Sardinia is dotted with nuraghi, Bronze-Age stone towers that in the prehistoric Nuraghic era were used both as a stronghold and as habitation. During the summer solstice, for about a week, in the nuraghe called “Aias” in an area known as Mandra Edera, near the town of Abbasanta, around noon the sunlight comes in through the open roof and lights up the interior of the tower.
If during this process a photo is taken inside the nuraghe, it would come out as negative, the opposite of any other moment when photos would come normal. It has happened that a man was photographed during this particular moment, and the pictures showed not only his skeletal system like an X-ray but also that he had cancer. This person, in fact, died some months later.
According to some, there are other nuraghi around the island, especially in a region known as “Barigadu“, in central Sardinia, with the same properties, and the only assumption I’ve heard so far is that there are radiations on the stones of this area and that the very first natives of the island knew about it.
Haunting Souls of the Dead in Sardinia
Another unexplainable fact that increases the aura around mysterious Sardinia happened in Sedilo, near my hometown Ghilarza, to a woman nicknamed Zuanna Surda, “Zuanna” meaning “Giovanna” and “Surda” meaning “deaf”, in the local Sardinian language. Every night, and sometimes daytime too, there was the noise of soldiers marching in her house.
Of course, being Zuanna deaf, she couldn’t hear them, but she could see her furniture shaking, while her son could hear them, and her small daughter even saw them parade. After the description, they understood they were German soldiers, and the elderly of the town remembered that during World War II, the village was a camp where German soldiers were based.

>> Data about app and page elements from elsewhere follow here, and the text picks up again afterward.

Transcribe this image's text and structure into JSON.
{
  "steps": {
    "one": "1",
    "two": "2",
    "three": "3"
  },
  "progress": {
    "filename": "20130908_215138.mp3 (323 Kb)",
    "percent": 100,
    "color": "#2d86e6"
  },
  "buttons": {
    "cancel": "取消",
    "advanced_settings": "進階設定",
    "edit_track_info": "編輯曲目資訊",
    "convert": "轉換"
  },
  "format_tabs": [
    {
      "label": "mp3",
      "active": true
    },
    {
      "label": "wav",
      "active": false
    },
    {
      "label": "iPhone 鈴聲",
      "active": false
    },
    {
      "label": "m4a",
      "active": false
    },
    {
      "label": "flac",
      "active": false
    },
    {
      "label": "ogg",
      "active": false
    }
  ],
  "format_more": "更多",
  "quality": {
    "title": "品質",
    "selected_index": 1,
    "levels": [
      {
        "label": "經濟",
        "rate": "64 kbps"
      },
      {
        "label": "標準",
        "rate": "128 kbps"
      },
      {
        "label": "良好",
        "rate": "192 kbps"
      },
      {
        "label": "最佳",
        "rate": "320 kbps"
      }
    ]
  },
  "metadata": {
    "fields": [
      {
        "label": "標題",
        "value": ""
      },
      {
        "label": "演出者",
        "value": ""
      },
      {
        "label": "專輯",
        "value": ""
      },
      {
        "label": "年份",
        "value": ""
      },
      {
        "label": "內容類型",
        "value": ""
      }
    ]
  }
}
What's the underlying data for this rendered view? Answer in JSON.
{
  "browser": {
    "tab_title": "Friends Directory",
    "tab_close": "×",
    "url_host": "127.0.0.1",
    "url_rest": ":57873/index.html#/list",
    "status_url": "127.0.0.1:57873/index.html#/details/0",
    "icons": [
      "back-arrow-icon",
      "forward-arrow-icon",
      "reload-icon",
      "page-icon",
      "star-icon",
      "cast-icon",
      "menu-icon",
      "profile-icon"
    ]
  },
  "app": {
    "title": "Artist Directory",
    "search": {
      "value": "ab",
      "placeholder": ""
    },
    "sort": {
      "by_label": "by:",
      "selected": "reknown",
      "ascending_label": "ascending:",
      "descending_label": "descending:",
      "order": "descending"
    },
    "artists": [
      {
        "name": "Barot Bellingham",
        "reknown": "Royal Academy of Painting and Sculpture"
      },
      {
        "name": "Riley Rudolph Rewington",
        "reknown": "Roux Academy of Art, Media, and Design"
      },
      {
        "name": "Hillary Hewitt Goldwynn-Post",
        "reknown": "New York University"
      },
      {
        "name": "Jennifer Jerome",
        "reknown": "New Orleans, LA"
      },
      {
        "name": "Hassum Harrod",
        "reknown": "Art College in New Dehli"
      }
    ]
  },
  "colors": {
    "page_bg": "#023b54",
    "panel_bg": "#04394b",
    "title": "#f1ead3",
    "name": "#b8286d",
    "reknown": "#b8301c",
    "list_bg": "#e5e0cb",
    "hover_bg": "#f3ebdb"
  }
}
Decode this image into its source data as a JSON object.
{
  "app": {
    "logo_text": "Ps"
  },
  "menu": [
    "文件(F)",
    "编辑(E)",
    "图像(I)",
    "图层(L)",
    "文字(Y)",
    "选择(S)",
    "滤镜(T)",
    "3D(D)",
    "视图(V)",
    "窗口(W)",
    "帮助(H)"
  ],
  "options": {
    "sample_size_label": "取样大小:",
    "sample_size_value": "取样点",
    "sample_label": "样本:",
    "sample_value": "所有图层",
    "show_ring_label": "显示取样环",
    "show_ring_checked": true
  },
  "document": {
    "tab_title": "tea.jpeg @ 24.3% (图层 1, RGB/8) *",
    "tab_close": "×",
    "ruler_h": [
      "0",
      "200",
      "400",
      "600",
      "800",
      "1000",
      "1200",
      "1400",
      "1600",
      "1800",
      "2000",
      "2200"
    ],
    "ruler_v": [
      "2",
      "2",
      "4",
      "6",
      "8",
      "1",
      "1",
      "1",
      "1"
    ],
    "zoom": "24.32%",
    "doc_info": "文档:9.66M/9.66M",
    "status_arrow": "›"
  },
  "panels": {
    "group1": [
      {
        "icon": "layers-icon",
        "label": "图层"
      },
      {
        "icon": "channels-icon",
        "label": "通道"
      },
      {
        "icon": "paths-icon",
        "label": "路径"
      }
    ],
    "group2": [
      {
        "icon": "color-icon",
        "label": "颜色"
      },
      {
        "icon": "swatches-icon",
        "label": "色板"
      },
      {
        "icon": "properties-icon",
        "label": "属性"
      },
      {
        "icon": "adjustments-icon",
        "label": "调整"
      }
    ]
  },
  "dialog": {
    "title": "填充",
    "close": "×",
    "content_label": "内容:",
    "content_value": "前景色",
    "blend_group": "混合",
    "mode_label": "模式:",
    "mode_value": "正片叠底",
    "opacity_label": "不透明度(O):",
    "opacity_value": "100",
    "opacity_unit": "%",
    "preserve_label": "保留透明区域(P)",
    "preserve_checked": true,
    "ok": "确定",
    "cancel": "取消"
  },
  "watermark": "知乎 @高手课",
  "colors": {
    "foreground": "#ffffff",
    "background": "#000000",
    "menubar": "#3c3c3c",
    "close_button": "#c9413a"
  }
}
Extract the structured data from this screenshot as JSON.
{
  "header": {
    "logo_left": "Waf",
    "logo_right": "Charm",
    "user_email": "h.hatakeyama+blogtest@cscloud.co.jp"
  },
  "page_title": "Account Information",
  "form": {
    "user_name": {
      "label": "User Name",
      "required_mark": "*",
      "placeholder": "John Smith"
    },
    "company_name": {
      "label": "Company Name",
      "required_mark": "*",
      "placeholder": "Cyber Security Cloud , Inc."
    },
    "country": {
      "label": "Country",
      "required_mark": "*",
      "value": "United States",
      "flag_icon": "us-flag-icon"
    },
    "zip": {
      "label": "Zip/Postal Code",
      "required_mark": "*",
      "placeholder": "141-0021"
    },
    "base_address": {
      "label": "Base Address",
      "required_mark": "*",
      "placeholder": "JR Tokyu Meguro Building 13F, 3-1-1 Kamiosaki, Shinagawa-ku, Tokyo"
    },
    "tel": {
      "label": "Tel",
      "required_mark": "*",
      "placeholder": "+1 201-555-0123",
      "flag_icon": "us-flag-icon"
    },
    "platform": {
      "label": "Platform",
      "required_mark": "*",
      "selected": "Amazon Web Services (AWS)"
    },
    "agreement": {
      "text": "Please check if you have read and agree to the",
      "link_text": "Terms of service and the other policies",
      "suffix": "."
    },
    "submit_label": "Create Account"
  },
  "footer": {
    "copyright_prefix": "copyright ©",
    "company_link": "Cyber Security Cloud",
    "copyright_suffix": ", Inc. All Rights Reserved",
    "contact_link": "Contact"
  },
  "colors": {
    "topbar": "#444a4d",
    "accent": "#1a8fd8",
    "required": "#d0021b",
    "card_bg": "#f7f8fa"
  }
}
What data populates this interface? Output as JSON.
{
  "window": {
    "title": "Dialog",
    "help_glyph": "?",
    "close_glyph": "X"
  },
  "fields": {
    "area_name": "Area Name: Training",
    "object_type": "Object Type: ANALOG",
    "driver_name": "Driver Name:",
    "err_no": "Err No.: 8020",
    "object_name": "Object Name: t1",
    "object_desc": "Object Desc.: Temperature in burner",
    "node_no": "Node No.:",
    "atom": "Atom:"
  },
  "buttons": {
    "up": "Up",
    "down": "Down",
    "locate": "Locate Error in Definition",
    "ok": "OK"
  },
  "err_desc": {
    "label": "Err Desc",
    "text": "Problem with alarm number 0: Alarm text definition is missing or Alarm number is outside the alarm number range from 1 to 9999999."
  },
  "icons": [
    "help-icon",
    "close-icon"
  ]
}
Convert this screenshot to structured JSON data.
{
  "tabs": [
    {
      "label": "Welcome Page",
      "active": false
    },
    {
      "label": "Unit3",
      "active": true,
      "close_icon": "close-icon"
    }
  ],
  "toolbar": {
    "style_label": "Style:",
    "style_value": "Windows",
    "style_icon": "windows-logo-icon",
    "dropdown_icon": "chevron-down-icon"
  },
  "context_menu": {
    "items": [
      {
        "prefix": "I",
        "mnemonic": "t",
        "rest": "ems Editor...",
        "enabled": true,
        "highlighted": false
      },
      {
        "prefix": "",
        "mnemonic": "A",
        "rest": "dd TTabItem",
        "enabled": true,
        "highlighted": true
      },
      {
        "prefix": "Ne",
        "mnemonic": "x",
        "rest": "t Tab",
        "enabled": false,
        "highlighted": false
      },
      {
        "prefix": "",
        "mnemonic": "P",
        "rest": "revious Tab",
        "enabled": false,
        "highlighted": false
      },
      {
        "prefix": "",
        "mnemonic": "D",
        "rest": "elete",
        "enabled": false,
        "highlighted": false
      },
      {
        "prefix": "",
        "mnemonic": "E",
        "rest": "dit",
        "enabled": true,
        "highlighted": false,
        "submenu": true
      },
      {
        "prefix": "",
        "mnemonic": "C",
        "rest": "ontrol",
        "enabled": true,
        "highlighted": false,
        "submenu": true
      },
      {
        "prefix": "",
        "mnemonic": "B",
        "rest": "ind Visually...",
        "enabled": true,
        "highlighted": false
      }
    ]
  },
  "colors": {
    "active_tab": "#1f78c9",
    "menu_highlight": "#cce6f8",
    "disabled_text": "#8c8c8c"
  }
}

Her small daughter fell sick and soon died terrified. As it happens in Italy in these cases, the priest was called many times to bless the house, but since nothing worked, the house was abandoned and is still empty, as nobody wants to live in it anymore.
Sardinia’s culture and folktales
These are only some of the countless tales of this kind Sardinia’s oral tradition is rich in. Obviously, there can be scientific explanations for all of them, such as that the people involved dreamed everything, or that the woman who died on the night of the dead would have died anyway at the same time, but also these are hypotheses.
Natives are aware of mysteries happening in Sardinia and don’t even try to give a scientific explanation to such events, which contribute to enriching our already abundant oral tradition, and of course, retain the very useful effect of keeping children close to their parents during night-time family gatherings.
In Sardinia, so many festivals date back to pagan times, such as Mamoiada’s Mamuthones, and although they were all incorporated by the Catholic religion, they still keep their ancestral sense of a connection with Mother Nature, exactly like our predecessors meant them to be. Like the festivals, also our oral tradition relates to its pagan origins that the Christian rule never managed to fully erase, and this is also what makes Sardinia mysterious.